The Cultural Burning Conference was supported by ABV's corporate program partner, NAB who provided the expertise of two corporate volunteers Louise Longley, NAB Director, Resilience Risk and Adam Fletcher, Associate Director for Indigenous Business and Community NSW and ACT. Louise solved the conundrum of finding an insurance company that would be comfortable enough to provide the Local Aboriginal Land Councils' (LALC) insurance by sourcing a local insurance broker. Tying into this work, Adam Fletcher moderated a session at the conference called "Creating a Business from Cultural Burning." This panel covered insurance, policy and the practicalities of making Cultural Burning an accessible service.
The event was also supported by ARUP, whose dedicated team helped the event run smoothly. This partnership underscores the importance of cross-sector collaboration to drive positive change in land management practices.
This project is funded by the Disaster Risk Reduction Fund (DRRF) which is jointly funded by the Australian and New South Wales governments.
Oscar Mussons, a professional lawyer and a passionate advocate for human rights, has always sought to build a career around creating positive change. With a diverse background in international consultancy, non-profit organisations, and public service, Oscar has embraced his role in transforming communities here at ABV as a Program Director. This profile will share Oscar's inspiring journey and highlight the valuable experience he brings to ABV.

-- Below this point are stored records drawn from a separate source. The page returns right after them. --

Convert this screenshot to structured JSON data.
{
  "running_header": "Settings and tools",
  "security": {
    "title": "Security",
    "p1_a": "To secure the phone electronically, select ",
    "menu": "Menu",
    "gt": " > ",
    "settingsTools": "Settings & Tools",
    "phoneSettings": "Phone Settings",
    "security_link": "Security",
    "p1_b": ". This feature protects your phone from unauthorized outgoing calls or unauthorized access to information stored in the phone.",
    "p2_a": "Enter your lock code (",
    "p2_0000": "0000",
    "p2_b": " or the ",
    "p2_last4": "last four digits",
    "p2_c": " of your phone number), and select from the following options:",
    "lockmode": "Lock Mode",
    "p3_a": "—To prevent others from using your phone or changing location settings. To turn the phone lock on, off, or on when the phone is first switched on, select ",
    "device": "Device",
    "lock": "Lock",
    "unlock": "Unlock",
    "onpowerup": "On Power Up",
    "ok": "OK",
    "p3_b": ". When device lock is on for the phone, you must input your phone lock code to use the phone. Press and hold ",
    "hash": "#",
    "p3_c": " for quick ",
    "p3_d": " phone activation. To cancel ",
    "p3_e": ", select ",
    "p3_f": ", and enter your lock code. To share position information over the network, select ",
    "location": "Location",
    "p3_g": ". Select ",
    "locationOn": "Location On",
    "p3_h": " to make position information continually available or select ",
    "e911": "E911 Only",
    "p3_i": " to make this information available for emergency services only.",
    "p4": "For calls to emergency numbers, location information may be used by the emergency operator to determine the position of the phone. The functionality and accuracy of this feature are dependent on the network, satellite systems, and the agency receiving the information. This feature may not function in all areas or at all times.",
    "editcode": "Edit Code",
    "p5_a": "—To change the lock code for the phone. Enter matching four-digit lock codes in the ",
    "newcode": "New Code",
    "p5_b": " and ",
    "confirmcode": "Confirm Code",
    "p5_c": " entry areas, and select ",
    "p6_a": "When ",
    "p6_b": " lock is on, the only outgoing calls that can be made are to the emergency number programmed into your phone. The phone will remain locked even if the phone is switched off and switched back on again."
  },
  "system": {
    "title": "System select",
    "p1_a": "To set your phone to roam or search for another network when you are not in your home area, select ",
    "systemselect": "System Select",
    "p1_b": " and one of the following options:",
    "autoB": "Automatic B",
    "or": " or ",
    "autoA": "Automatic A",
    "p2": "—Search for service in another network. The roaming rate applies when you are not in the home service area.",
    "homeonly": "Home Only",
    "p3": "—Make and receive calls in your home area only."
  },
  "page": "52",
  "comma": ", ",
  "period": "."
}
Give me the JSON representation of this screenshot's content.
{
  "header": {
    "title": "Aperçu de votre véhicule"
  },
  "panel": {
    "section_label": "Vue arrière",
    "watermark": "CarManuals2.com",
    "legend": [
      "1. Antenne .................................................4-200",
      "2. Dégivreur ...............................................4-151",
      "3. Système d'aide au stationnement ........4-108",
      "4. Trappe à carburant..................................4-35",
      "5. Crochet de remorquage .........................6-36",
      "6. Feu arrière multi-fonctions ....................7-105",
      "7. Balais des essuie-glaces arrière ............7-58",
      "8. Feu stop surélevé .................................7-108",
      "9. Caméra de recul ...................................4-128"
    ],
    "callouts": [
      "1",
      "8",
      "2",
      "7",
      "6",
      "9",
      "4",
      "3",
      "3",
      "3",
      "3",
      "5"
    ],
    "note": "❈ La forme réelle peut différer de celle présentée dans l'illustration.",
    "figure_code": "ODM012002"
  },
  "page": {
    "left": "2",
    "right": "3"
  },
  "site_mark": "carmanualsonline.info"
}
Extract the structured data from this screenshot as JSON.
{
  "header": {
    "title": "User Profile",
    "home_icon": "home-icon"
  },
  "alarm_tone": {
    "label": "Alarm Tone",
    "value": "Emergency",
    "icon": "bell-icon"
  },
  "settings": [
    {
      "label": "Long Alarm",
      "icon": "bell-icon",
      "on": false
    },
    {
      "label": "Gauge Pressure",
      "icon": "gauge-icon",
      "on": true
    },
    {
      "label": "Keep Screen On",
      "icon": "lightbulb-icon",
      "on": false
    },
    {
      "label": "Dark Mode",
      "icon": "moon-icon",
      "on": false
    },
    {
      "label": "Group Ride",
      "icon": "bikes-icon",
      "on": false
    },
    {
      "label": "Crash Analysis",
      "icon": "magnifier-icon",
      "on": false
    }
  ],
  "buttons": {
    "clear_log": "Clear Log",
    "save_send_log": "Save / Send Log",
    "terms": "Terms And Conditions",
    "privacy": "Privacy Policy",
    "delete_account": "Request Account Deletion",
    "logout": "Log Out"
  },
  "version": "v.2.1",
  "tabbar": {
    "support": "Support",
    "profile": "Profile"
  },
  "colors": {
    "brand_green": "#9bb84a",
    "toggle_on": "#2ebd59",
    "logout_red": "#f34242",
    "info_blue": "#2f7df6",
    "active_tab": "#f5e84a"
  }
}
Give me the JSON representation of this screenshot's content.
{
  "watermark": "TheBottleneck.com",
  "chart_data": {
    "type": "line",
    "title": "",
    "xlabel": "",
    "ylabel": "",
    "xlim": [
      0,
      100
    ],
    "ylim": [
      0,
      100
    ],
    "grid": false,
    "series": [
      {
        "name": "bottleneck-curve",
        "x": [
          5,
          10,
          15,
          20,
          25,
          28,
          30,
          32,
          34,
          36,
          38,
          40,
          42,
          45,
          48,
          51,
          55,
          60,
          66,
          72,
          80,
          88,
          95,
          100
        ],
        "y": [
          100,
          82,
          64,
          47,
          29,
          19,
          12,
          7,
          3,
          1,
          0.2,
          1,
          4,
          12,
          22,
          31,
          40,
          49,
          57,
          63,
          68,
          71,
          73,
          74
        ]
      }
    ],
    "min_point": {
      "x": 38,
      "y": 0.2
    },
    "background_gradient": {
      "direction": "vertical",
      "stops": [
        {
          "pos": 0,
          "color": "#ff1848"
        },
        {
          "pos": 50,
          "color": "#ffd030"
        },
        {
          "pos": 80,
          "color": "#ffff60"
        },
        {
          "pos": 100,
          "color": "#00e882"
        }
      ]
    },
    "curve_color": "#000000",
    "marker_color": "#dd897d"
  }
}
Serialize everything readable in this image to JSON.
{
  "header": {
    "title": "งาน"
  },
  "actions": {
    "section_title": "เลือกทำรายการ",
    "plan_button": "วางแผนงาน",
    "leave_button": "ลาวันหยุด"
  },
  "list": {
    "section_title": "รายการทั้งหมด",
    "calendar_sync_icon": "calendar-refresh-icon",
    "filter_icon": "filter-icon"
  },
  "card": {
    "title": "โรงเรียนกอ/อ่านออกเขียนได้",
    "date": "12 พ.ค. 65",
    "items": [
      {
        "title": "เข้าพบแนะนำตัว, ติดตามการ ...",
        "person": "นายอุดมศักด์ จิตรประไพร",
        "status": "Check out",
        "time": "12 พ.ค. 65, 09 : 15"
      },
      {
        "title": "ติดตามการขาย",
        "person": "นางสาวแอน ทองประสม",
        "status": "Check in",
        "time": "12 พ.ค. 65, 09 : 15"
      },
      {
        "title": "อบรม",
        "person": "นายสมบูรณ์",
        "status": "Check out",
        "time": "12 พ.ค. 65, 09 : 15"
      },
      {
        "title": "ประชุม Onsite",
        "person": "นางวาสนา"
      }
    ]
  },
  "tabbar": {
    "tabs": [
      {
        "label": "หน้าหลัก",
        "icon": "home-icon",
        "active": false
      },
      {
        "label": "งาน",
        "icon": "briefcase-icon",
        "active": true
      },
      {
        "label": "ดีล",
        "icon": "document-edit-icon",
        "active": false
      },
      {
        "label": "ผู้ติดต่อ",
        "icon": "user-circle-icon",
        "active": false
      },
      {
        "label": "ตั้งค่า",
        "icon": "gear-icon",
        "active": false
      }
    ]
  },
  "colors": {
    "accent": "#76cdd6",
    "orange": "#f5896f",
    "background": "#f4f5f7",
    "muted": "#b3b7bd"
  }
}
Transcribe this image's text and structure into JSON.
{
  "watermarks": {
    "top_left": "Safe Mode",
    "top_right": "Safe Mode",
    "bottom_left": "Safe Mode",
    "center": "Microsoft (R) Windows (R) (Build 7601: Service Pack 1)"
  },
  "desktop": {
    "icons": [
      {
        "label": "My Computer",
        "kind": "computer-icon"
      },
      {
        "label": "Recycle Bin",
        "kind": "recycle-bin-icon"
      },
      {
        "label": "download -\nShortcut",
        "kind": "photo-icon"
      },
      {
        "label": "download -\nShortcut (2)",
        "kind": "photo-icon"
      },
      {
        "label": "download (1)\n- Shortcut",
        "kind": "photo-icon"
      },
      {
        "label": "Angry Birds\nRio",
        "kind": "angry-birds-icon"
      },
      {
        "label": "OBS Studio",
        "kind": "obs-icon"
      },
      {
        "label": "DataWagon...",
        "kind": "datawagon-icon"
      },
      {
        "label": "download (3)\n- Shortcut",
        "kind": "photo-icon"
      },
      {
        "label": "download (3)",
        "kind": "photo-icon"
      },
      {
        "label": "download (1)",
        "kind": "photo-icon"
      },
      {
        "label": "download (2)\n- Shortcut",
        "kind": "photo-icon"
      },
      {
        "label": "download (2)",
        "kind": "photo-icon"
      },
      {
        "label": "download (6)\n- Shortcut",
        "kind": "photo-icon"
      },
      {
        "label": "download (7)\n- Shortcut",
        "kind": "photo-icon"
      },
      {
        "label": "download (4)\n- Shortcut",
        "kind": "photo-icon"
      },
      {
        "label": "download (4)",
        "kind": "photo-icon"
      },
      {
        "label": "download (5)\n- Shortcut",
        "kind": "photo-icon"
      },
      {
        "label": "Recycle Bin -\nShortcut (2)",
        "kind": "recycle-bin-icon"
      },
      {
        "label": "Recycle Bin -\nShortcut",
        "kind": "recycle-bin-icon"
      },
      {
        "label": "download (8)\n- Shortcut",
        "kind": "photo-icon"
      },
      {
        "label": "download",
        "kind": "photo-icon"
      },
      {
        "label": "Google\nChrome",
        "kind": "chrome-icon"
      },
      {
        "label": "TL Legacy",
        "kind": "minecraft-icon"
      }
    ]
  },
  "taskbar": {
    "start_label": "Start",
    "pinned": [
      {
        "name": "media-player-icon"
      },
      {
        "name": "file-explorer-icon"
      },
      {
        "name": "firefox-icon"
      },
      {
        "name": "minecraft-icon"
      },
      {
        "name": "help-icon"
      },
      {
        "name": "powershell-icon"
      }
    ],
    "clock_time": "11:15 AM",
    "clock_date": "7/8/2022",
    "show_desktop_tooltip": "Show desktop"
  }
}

Oscar's journey with passion for volunteering started early. At 21, he volunteered in Serbia at a summer nature camp to enrich local school children's connection with nature. Presently, he is a Board member at the Centre for Volunteering, a peak body for promoting and supporting volunteering and community participation. Through his passion for sport, he is involved in various football advisory groups and contributes to initiatives supporting the advancement of First Nations involvement in football. In 2019 he also received the Volunteer Manager of the Year Award in NSW. Throughout his career, volunteering and giving back have always been a focal point for Oscar.
Oscar's career has spanned continents and diverse working environments. In his last role, Oscar was the Volunteer Program Manager at the Asylum Seekers Centre, where he supported people seeking refuge in Sydney that came from over 90 countries. Oscar's compassion, coupled with his legal background, makes him a driving force for change.
Oscar is passionate about staying active and enjoys running, hiking, and spending time in nature. After work, you can find him exploring restaurants in Sydney and trying new cuisines. However, his main hobby is travelling the world, as he finds great joy in discovering new countries and immersing himself in diverse cultural experiences. Oscar takes pride in having already visited more than 125 countries and aspires to make it to all 195.
In Oscar's words, he joined ABV because "I love the fact that we reach very isolated and remote communities through tailored support. I just came back from a trip where we work with a corporate partner to walk alongside First Nations people, which was an incredibly rewarding experience."
We are thrilled to have Oscar on our team, and we are sure he will continuously push the boundaries of what can be achieved by our programs. His commitment to human rights, tireless efforts in promoting volunteerism, and genuine desire to bridge divides make him a valuable part of the ABV family. As he continues to champion ABV's cause, Oscar inspires all those who strive to make the world a fairer and more inclusive place.